The answer must be an exact copy of the entries below, with no images in it.

^^^^^^^^^^^^^^^^

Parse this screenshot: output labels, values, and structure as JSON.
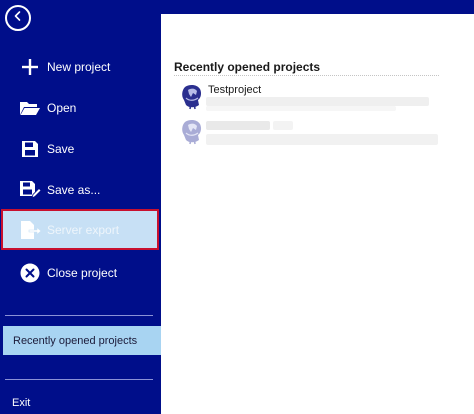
{
  "sidebar": {
    "back_icon": "chevron-left-icon",
    "items": [
      {
        "label": "New project",
        "icon": "plus-icon"
      },
      {
        "label": "Open",
        "icon": "folder-open-icon"
      },
      {
        "label": "Save",
        "icon": "floppy-disk-icon"
      },
      {
        "label": "Save  as...",
        "icon": "floppy-disk-pencil-icon"
      },
      {
        "label": "Server export",
        "icon": "server-export-icon",
        "state": "highlighted"
      },
      {
        "label": "Close project",
        "icon": "close-circle-icon"
      }
    ],
    "recent_label": "Recently opened projects",
    "exit_label": "Exit"
  },
  "main": {
    "section_title": "Recently opened projects",
    "projects": [
      {
        "name": "Testproject"
      },
      {
        "name": ""
      }
    ]
  },
  "colors": {
    "sidebar_bg": "#000e8a",
    "selected_nav_bg": "#a8d4f2",
    "highlight_border": "#c8102e",
    "highlight_bg": "#c7e0f5"
  }
}
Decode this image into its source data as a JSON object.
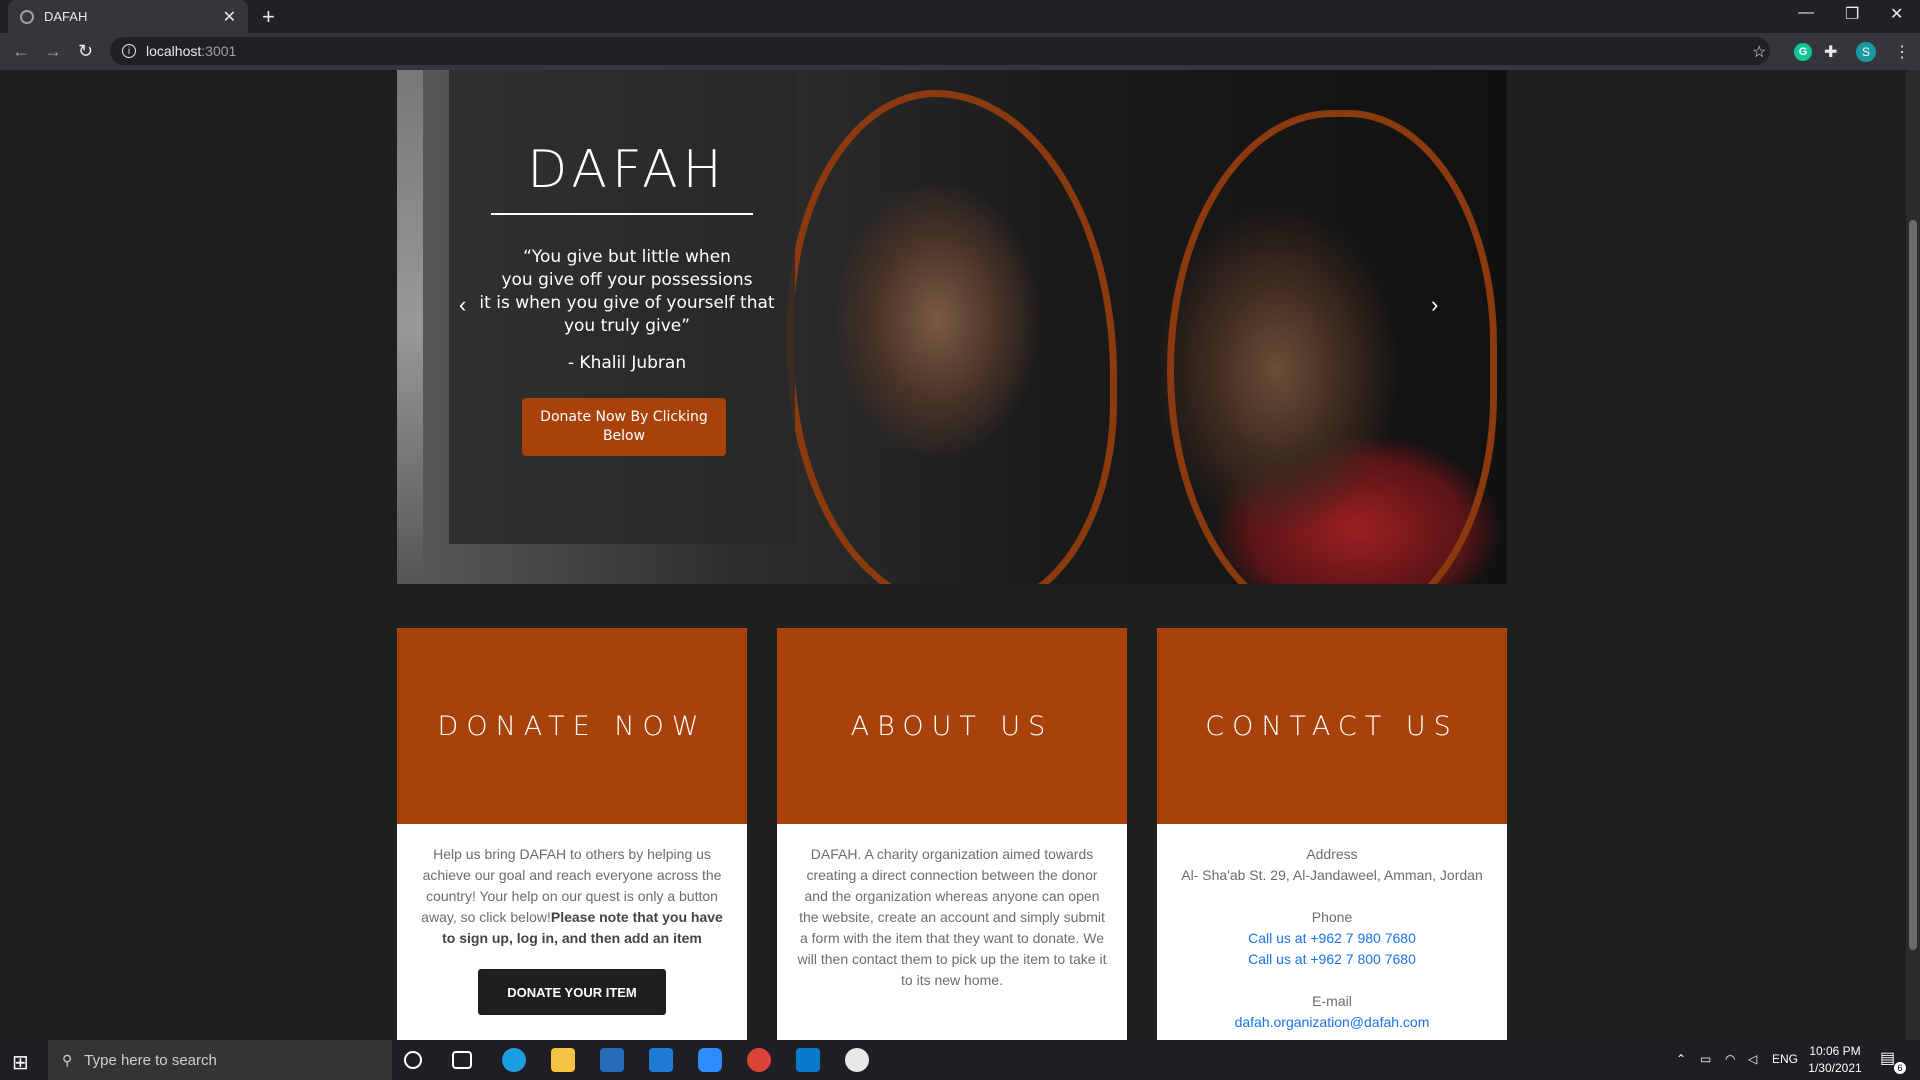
{
  "browser": {
    "tab_title": "DAFAH",
    "url_host": "localhost",
    "url_port": ":3001",
    "profile_initial": "S",
    "extension_initial": "G"
  },
  "hero": {
    "title": "DAFAH",
    "quote_lines": [
      "“You give but little when",
      "you give off your possessions",
      "it is when you give of yourself that",
      "you truly give”"
    ],
    "author": "- Khalil Jubran",
    "cta": "Donate Now By Clicking Below",
    "prev_arrow": "‹",
    "next_arrow": "›"
  },
  "cards": {
    "donate": {
      "heading": "DONATE NOW",
      "text": "Help us bring DAFAH to others by helping us achieve our goal and reach everyone across the country! Your help on our quest is only a button away, so click below!",
      "note": "Please note that you have to sign up, log in, and then add an item",
      "button": "DONATE YOUR ITEM"
    },
    "about": {
      "heading": "ABOUT US",
      "text": "DAFAH. A charity organization aimed towards creating a direct connection between the donor and the organization whereas anyone can open the website, create an account and simply submit a form with the item that they want to donate. We will then contact them to pick up the item to take it to its new home."
    },
    "contact": {
      "heading": "CONTACT US",
      "address_label": "Address",
      "address": "Al- Sha'ab St. 29, Al-Jandaweel, Amman, Jordan",
      "phone_label": "Phone",
      "phone1": "Call us at +962 7 980 7680",
      "phone2": "Call us at +962 7 800 7680",
      "email_label": "E-mail",
      "email": "dafah.organization@dafah.com"
    }
  },
  "taskbar": {
    "search_placeholder": "Type here to search",
    "language": "ENG",
    "time": "10:06 PM",
    "date": "1/30/2021",
    "notification_count": "6"
  },
  "colors": {
    "accent": "#a9410b",
    "background": "#1f1f1f"
  }
}
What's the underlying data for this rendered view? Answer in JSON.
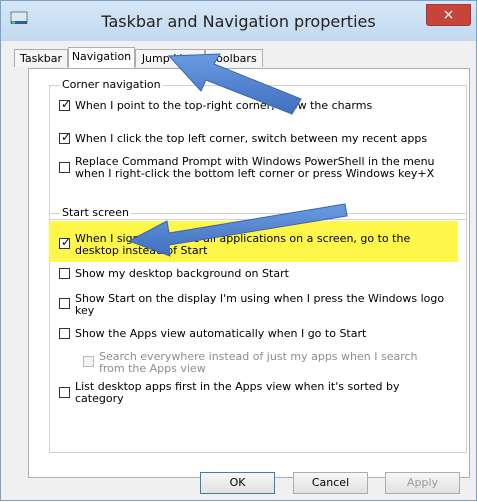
{
  "window": {
    "title": "Taskbar and Navigation properties",
    "close_glyph": "×"
  },
  "tabs": [
    {
      "label": "Taskbar",
      "active": false
    },
    {
      "label": "Navigation",
      "active": true
    },
    {
      "label": "Jump Lists",
      "active": false
    },
    {
      "label": "Toolbars",
      "active": false
    }
  ],
  "corner_navigation": {
    "legend": "Corner navigation",
    "options": [
      {
        "label": "When I point to the top-right corner, show the charms",
        "checked": true
      },
      {
        "label": "When I click the top left corner, switch between my recent apps",
        "checked": true
      },
      {
        "label": "Replace Command Prompt with Windows PowerShell in the menu when I right-click the bottom left corner or press Windows key+X",
        "checked": false
      }
    ]
  },
  "start_screen": {
    "legend": "Start screen",
    "options": [
      {
        "label": "When I sign in or close all applications on a screen, go to the desktop instead of Start",
        "checked": true,
        "highlighted": true
      },
      {
        "label": "Show my desktop background on Start",
        "checked": false
      },
      {
        "label": "Show Start on the display I'm using when I press the Windows logo key",
        "checked": false
      },
      {
        "label": "Show the Apps view automatically when I go to Start",
        "checked": false
      },
      {
        "label": "Search everywhere instead of just my apps when I search from the Apps view",
        "checked": false,
        "disabled": true
      },
      {
        "label": "List desktop apps first in the Apps view when it's sorted by category",
        "checked": false
      }
    ]
  },
  "buttons": {
    "ok": "OK",
    "cancel": "Cancel",
    "apply": "Apply"
  },
  "colors": {
    "highlight": "#fff64a",
    "arrow": "#4a7fd0",
    "close": "#c7443a"
  }
}
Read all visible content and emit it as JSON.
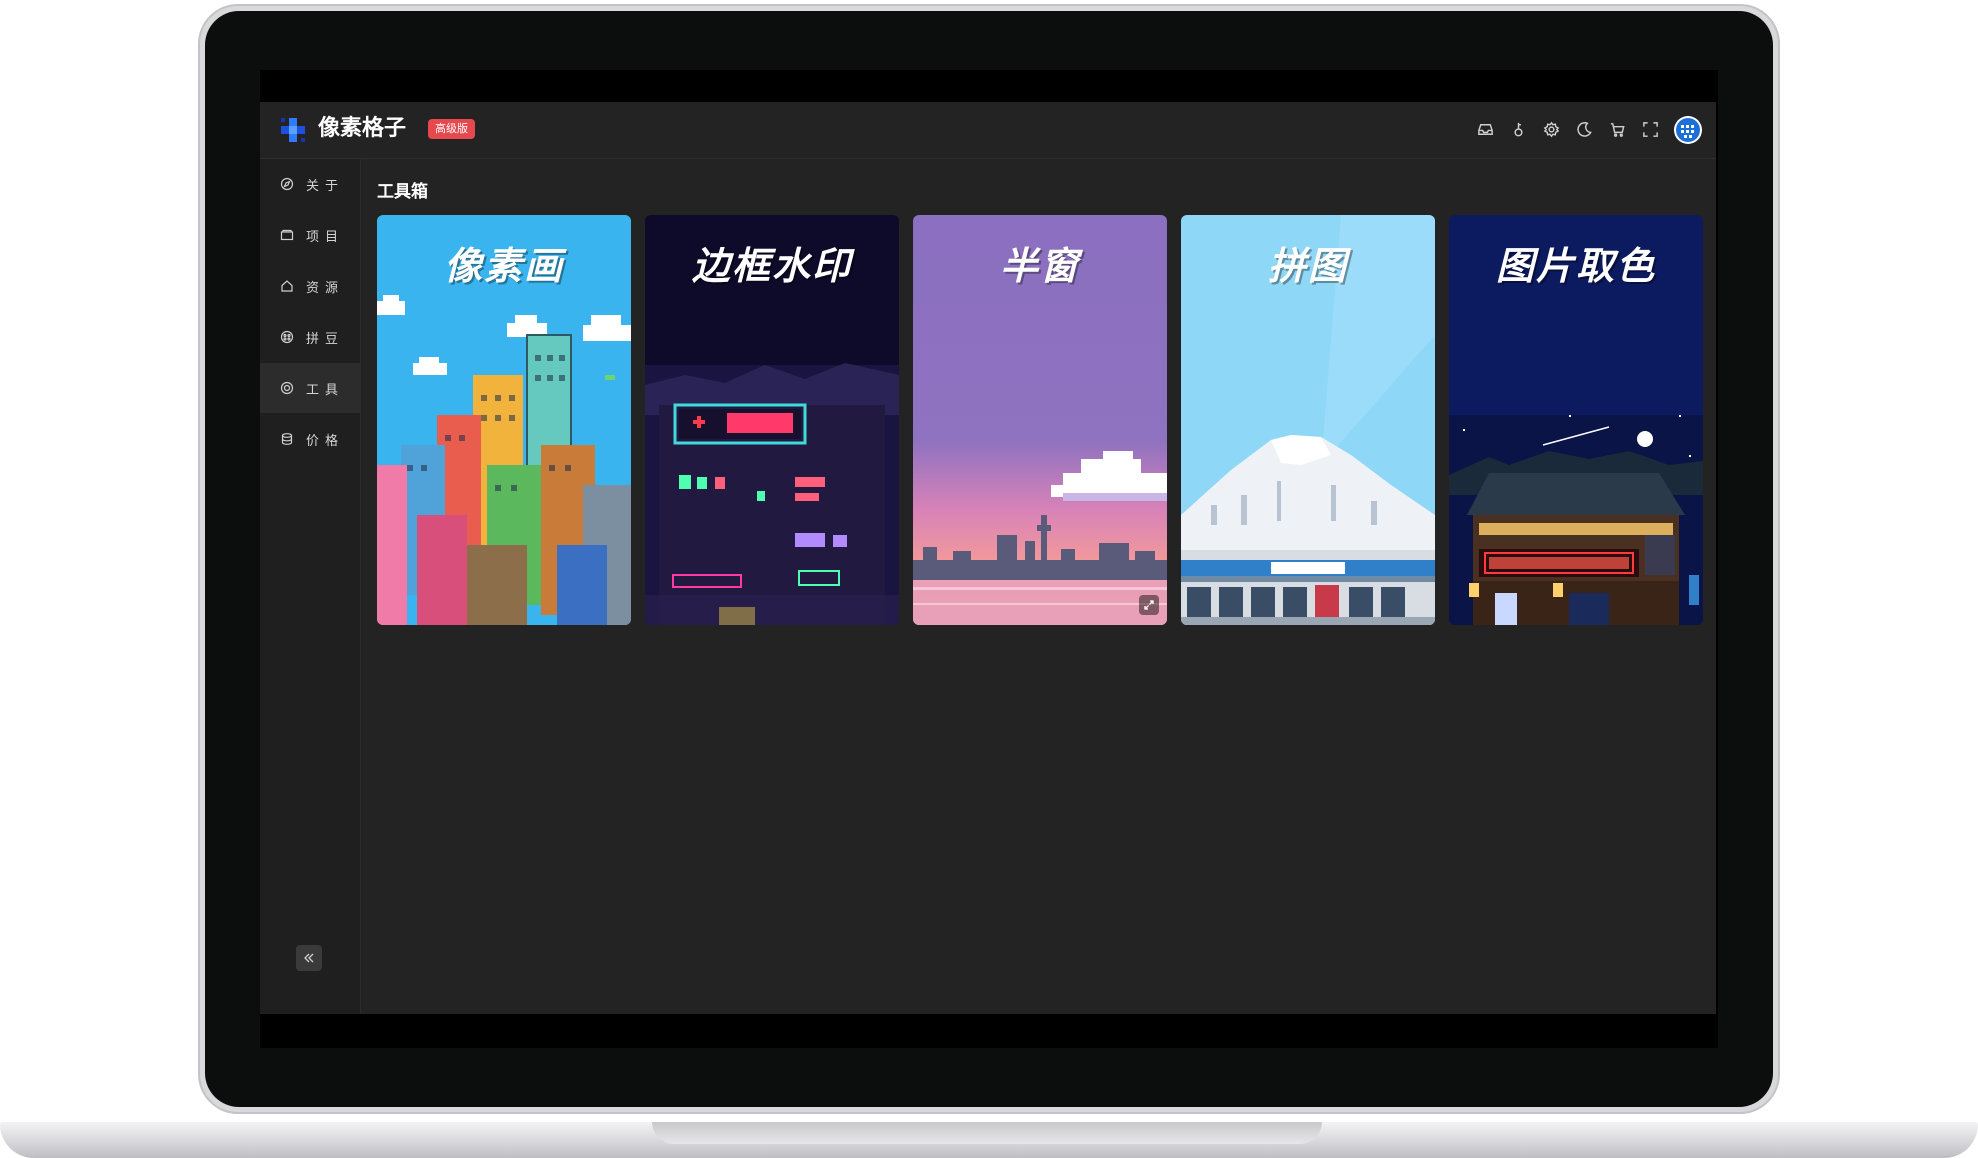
{
  "app": {
    "title": "像素格子",
    "badge": "高级版"
  },
  "header_icons": [
    "inbox-icon",
    "key-icon",
    "gear-icon",
    "moon-icon",
    "cart-icon",
    "fullscreen-icon"
  ],
  "sidebar": {
    "items": [
      {
        "label": "关于",
        "icon": "compass-icon"
      },
      {
        "label": "项目",
        "icon": "folder-icon"
      },
      {
        "label": "资源",
        "icon": "home-icon"
      },
      {
        "label": "拼豆",
        "icon": "bead-icon"
      },
      {
        "label": "工具",
        "icon": "tool-icon",
        "active": true
      },
      {
        "label": "价格",
        "icon": "database-icon"
      }
    ],
    "collapse_icon": "double-chevron-left-icon"
  },
  "main": {
    "section_title": "工具箱",
    "tools": [
      {
        "label": "像素画",
        "color": "#3ab4ee"
      },
      {
        "label": "边框水印",
        "color": "#0e0a2a"
      },
      {
        "label": "半窗",
        "color": "#8c72c0"
      },
      {
        "label": "拼图",
        "color": "#8ed7f7"
      },
      {
        "label": "图片取色",
        "color": "#0c1a60"
      }
    ]
  },
  "colors": {
    "accent_badge": "#e5484d",
    "bg_dark": "#232323"
  }
}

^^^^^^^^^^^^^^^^

▸ **OUTPUT**
Parse this screenshot: output labels, values, and structure as JSON.
{
  "sidebar": {
    "back_icon": "chevron-left-icon",
    "items": [
      {
        "label": "New project",
        "icon": "plus-icon"
      },
      {
        "label": "Open",
        "icon": "folder-open-icon"
      },
      {
        "label": "Save",
        "icon": "floppy-disk-icon"
      },
      {
        "label": "Save  as...",
        "icon": "floppy-disk-pencil-icon"
      },
      {
        "label": "Server export",
        "icon": "server-export-icon",
        "state": "highlighted"
      },
      {
        "label": "Close project",
        "icon": "close-circle-icon"
      }
    ],
    "recent_label": "Recently opened projects",
    "exit_label": "Exit"
  },
  "main": {
    "section_title": "Recently opened projects",
    "projects": [
      {
        "name": "Testproject"
      },
      {
        "name": ""
      }
    ]
  },
  "colors": {
    "sidebar_bg": "#000e8a",
    "selected_nav_bg": "#a8d4f2",
    "highlight_border": "#c8102e",
    "highlight_bg": "#c7e0f5"
  }
}
Decode this image into its source data as a JSON object.
{
  "browser": {
    "tab_title": "DAFAH",
    "url_host": "localhost",
    "url_port": ":3001",
    "profile_initial": "S",
    "extension_initial": "G"
  },
  "hero": {
    "title": "DAFAH",
    "quote_lines": [
      "“You give but little when",
      "you give off your possessions",
      "it is when you give of yourself that",
      "you truly give”"
    ],
    "author": "- Khalil Jubran",
    "cta": "Donate Now By Clicking Below",
    "prev_arrow": "‹",
    "next_arrow": "›"
  },
  "cards": {
    "donate": {
      "heading": "DONATE NOW",
      "text": "Help us bring DAFAH to others by helping us achieve our goal and reach everyone across the country! Your help on our quest is only a button away, so click below!",
      "note": "Please note that you have to sign up, log in, and then add an item",
      "button": "DONATE YOUR ITEM"
    },
    "about": {
      "heading": "ABOUT US",
      "text": "DAFAH. A charity organization aimed towards creating a direct connection between the donor and the organization whereas anyone can open the website, create an account and simply submit a form with the item that they want to donate. We will then contact them to pick up the item to take it to its new home."
    },
    "contact": {
      "heading": "CONTACT US",
      "address_label": "Address",
      "address": "Al- Sha'ab St. 29, Al-Jandaweel, Amman, Jordan",
      "phone_label": "Phone",
      "phone1": "Call us at +962 7 980 7680",
      "phone2": "Call us at +962 7 800 7680",
      "email_label": "E-mail",
      "email": "dafah.organization@dafah.com"
    }
  },
  "taskbar": {
    "search_placeholder": "Type here to search",
    "language": "ENG",
    "time": "10:06 PM",
    "date": "1/30/2021",
    "notification_count": "6"
  },
  "colors": {
    "accent": "#a9410b",
    "background": "#1f1f1f"
  }
}
What's the underlying data for this rendered view? Answer in JSON.
{
  "window": {
    "title": "Taskbar and Navigation properties",
    "close_glyph": "×"
  },
  "tabs": [
    {
      "label": "Taskbar",
      "active": false
    },
    {
      "label": "Navigation",
      "active": true
    },
    {
      "label": "Jump Lists",
      "active": false
    },
    {
      "label": "Toolbars",
      "active": false
    }
  ],
  "corner_navigation": {
    "legend": "Corner navigation",
    "options": [
      {
        "label": "When I point to the top-right corner, show the charms",
        "checked": true
      },
      {
        "label": "When I click the top left corner, switch between my recent apps",
        "checked": true
      },
      {
        "label": "Replace Command Prompt with Windows PowerShell in the menu when I right-click the bottom left corner or press Windows key+X",
        "checked": false
      }
    ]
  },
  "start_screen": {
    "legend": "Start screen",
    "options": [
      {
        "label": "When I sign in or close all applications on a screen, go to the desktop instead of Start",
        "checked": true,
        "highlighted": true
      },
      {
        "label": "Show my desktop background on Start",
        "checked": false
      },
      {
        "label": "Show Start on the display I'm using when I press the Windows logo key",
        "checked": false
      },
      {
        "label": "Show the Apps view automatically when I go to Start",
        "checked": false
      },
      {
        "label": "Search everywhere instead of just my apps when I search from the Apps view",
        "checked": false,
        "disabled": true
      },
      {
        "label": "List desktop apps first in the Apps view when it's sorted by category",
        "checked": false
      }
    ]
  },
  "buttons": {
    "ok": "OK",
    "cancel": "Cancel",
    "apply": "Apply"
  },
  "colors": {
    "highlight": "#fff64a",
    "arrow": "#4a7fd0",
    "close": "#c7443a"
  }
}
Read all visible content and emit it as JSON.
{
  "app": {
    "title": "像素格子",
    "badge": "高级版"
  },
  "header_icons": [
    "inbox-icon",
    "key-icon",
    "gear-icon",
    "moon-icon",
    "cart-icon",
    "fullscreen-icon"
  ],
  "sidebar": {
    "items": [
      {
        "label": "关于",
        "icon": "compass-icon"
      },
      {
        "label": "项目",
        "icon": "folder-icon"
      },
      {
        "label": "资源",
        "icon": "home-icon"
      },
      {
        "label": "拼豆",
        "icon": "bead-icon"
      },
      {
        "label": "工具",
        "icon": "tool-icon",
        "active": true
      },
      {
        "label": "价格",
        "icon": "database-icon"
      }
    ],
    "collapse_icon": "double-chevron-left-icon"
  },
  "main": {
    "section_title": "工具箱",
    "tools": [
      {
        "label": "像素画",
        "color": "#3ab4ee"
      },
      {
        "label": "边框水印",
        "color": "#0e0a2a"
      },
      {
        "label": "半窗",
        "color": "#8c72c0"
      },
      {
        "label": "拼图",
        "color": "#8ed7f7"
      },
      {
        "label": "图片取色",
        "color": "#0c1a60"
      }
    ]
  },
  "colors": {
    "accent_badge": "#e5484d",
    "bg_dark": "#232323"
  }
}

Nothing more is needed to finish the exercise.